"I played pretty well [this week]," Zeller said after the Cavs' 98-64 win over the Knicks, their final game in Las Vegas. "It's something where obviously you're getting used to a different game, offense and all that. But it's still basketball."
With Kyrie Irving and Dion Waiters getting the majority of attention on the perimeter and Anderson Varejao pairing with Thompson on the interior, Zeller is often going to be able to rotate into the lineup and make the defense pay for neglect.
That alone could put him near the top of the list of big men coming out of UNC.
Zach Harper is the host of ESPN.com's Daily Dime Live. Follow him on Twitter.
4. Coach's Corner
ESPN.com's head coach, David Thorpe, gives his first impressions on Bucks big man John Henson.
LAS VEGAS -- For the past two drafts, I suggested that Henson should be in the running for a Top 5 pick.

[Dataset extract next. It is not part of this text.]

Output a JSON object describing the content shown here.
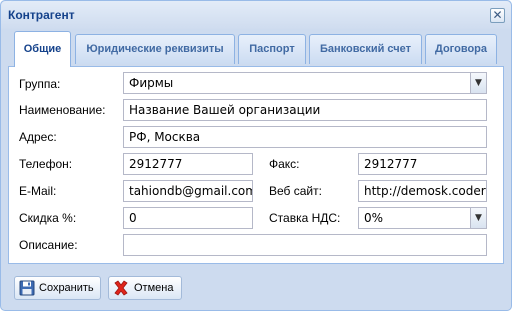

His astounding length and experience playing the wing in high school suggested he could at the very least be an impressive and versatile defensive player. Big men who used to play the wing tend to be far better at guarding space, with quicker feet and more experience sliding more than a step or two. I also liked Henson's feel for the game, as well as his ability to rebound and protect the paint for one of the best teams in college despite being so painfully thin.
After seeing him play twice in Vegas, I still feel like he's got a great chance to be a top-five player from this draft class. He did lots of impressive things, though none caught my eye more than the discipline he showed on defense. Most young bigs fly all over the place, trying to block or alter shots, but not Henson. The North Carolina center refused to risk fouling a player who was unlikely to make shots over his huge standing reach anyway. He does need to keep his arms up more, which I suspect he'll do as he gets in better shape.

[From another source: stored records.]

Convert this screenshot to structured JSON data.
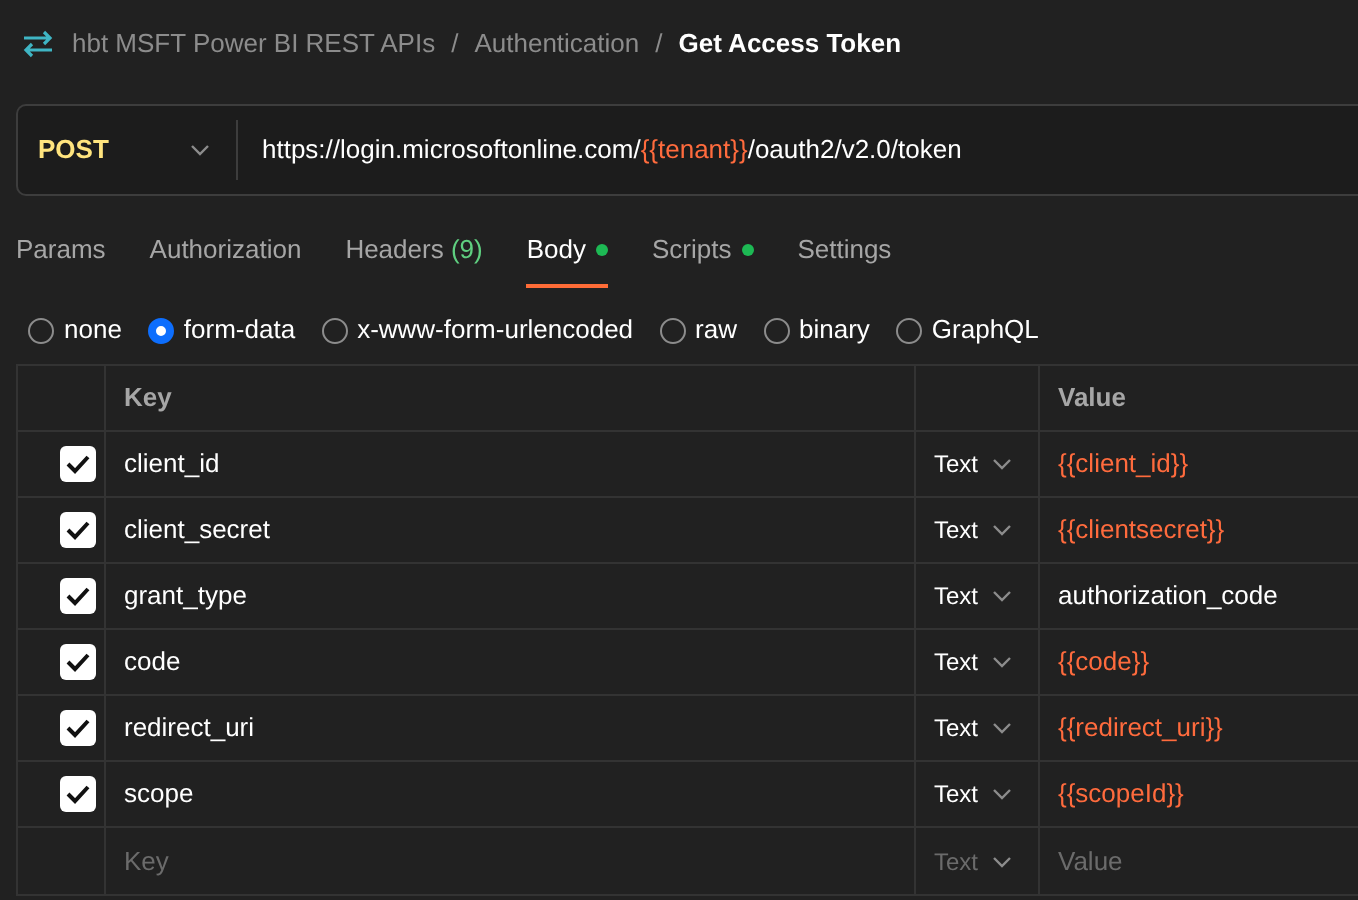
{
  "breadcrumb": [
    {
      "kind": "link",
      "text": "hbt MSFT Power BI REST APIs"
    },
    {
      "kind": "separator",
      "text": "/"
    },
    {
      "kind": "link",
      "text": "Authentication"
    },
    {
      "kind": "separator",
      "text": "/"
    },
    {
      "kind": "current",
      "text": "Get Access Token"
    }
  ],
  "request": {
    "method": "POST",
    "url": [
      {
        "kind": "text",
        "text": "https://login.microsoftonline.com/"
      },
      {
        "kind": "variable",
        "text": "{{tenant}}"
      },
      {
        "kind": "text",
        "text": "/oauth2/v2.0/token"
      }
    ]
  },
  "tabs": [
    {
      "label": "Params",
      "selected": false,
      "dot": false
    },
    {
      "label": "Authorization",
      "selected": false,
      "dot": false
    },
    {
      "label": "Headers",
      "count": "(9)",
      "selected": false,
      "dot": false
    },
    {
      "label": "Body",
      "selected": true,
      "dot": true
    },
    {
      "label": "Scripts",
      "selected": false,
      "dot": true
    },
    {
      "label": "Settings",
      "selected": false,
      "dot": false
    }
  ],
  "body_types": [
    {
      "label": "none",
      "selected": false
    },
    {
      "label": "form-data",
      "selected": true
    },
    {
      "label": "x-www-form-urlencoded",
      "selected": false
    },
    {
      "label": "raw",
      "selected": false
    },
    {
      "label": "binary",
      "selected": false
    },
    {
      "label": "GraphQL",
      "selected": false
    }
  ],
  "table": {
    "columns": [
      "Key",
      "Value"
    ],
    "rows": [
      {
        "checked": true,
        "key": "client_id",
        "type": "Text",
        "value": {
          "kind": "variable",
          "text": "{{client_id}}"
        }
      },
      {
        "checked": true,
        "key": "client_secret",
        "type": "Text",
        "value": {
          "kind": "variable",
          "text": "{{clientsecret}}"
        }
      },
      {
        "checked": true,
        "key": "grant_type",
        "type": "Text",
        "value": {
          "kind": "text",
          "text": "authorization_code"
        }
      },
      {
        "checked": true,
        "key": "code",
        "type": "Text",
        "value": {
          "kind": "variable",
          "text": "{{code}}"
        }
      },
      {
        "checked": true,
        "key": "redirect_uri",
        "type": "Text",
        "value": {
          "kind": "variable",
          "text": "{{redirect_uri}}"
        }
      },
      {
        "checked": true,
        "key": "scope",
        "type": "Text",
        "value": {
          "kind": "variable",
          "text": "{{scopeId}}"
        }
      }
    ],
    "new_row": {
      "key_placeholder": "Key",
      "type": "Text",
      "value_placeholder": "Value"
    }
  }
}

His perimeter shooting and improved free throw form are also encouraging. He should become a good shooter in time, which will only add to a package that already includes excellent ball handling skills, which he can use to break down a defender from the middle of the floor and either finish or kick out to a waiting corner shooter.
Henson's hands are underrated, and not just as a rebounder. In fact, the single most impressive play I saw from him was a seal and catch from the midddle of the paint on a bounce pass that barely made it back up to his ankles. But Henson sat down low, grabbed the ball strongly, then made a good turn into a left-hand hook that missed badly. It's easier to teach making that shot than it is the catch.
There are a lot of things Henson has the potential to do -- which could be problematic if he tries to do too much too soon. Crawling, then walking, before ultimately sprinting is the best progression, so seeing him focus on defense, rebounding and making paint shots is a great first step.
David Thorpe is an analyst for Scouts Inc. Follow him on Twitter.
5. NBA Video Channel
6. Best Of The Night
Josh Selby, Grizzlies: The Selby Show goes on. A day after Damian Lillard took the lead in summer league scoring, Selby took it right back with a 32-point performance (on 9-for-14 shooting) that helped give the Bobcats their lone loss in five games played.
7. Worst Of The Night
Winless Knicks: What happens when you start four undrafted players and a second-round center in summer league? You don't win a game, apparently. The Summer Knicks' 98-64 loss to the Cavs dropped New York to 0-5, making it one of only two teams without a win thus far. Don't worry, NYC. Raymond Felton is coming.
8. Honorable Mention
9. Quote Of The Night
"I realize 10 minutes of feeling good is not really worth putting my life and my career and my legacy in jeopardy, so I'm confident to say that that part of my career, that part of my life, is over and won't be coming back. "
-- Michael Beasley, on his past troubles involving marijuana.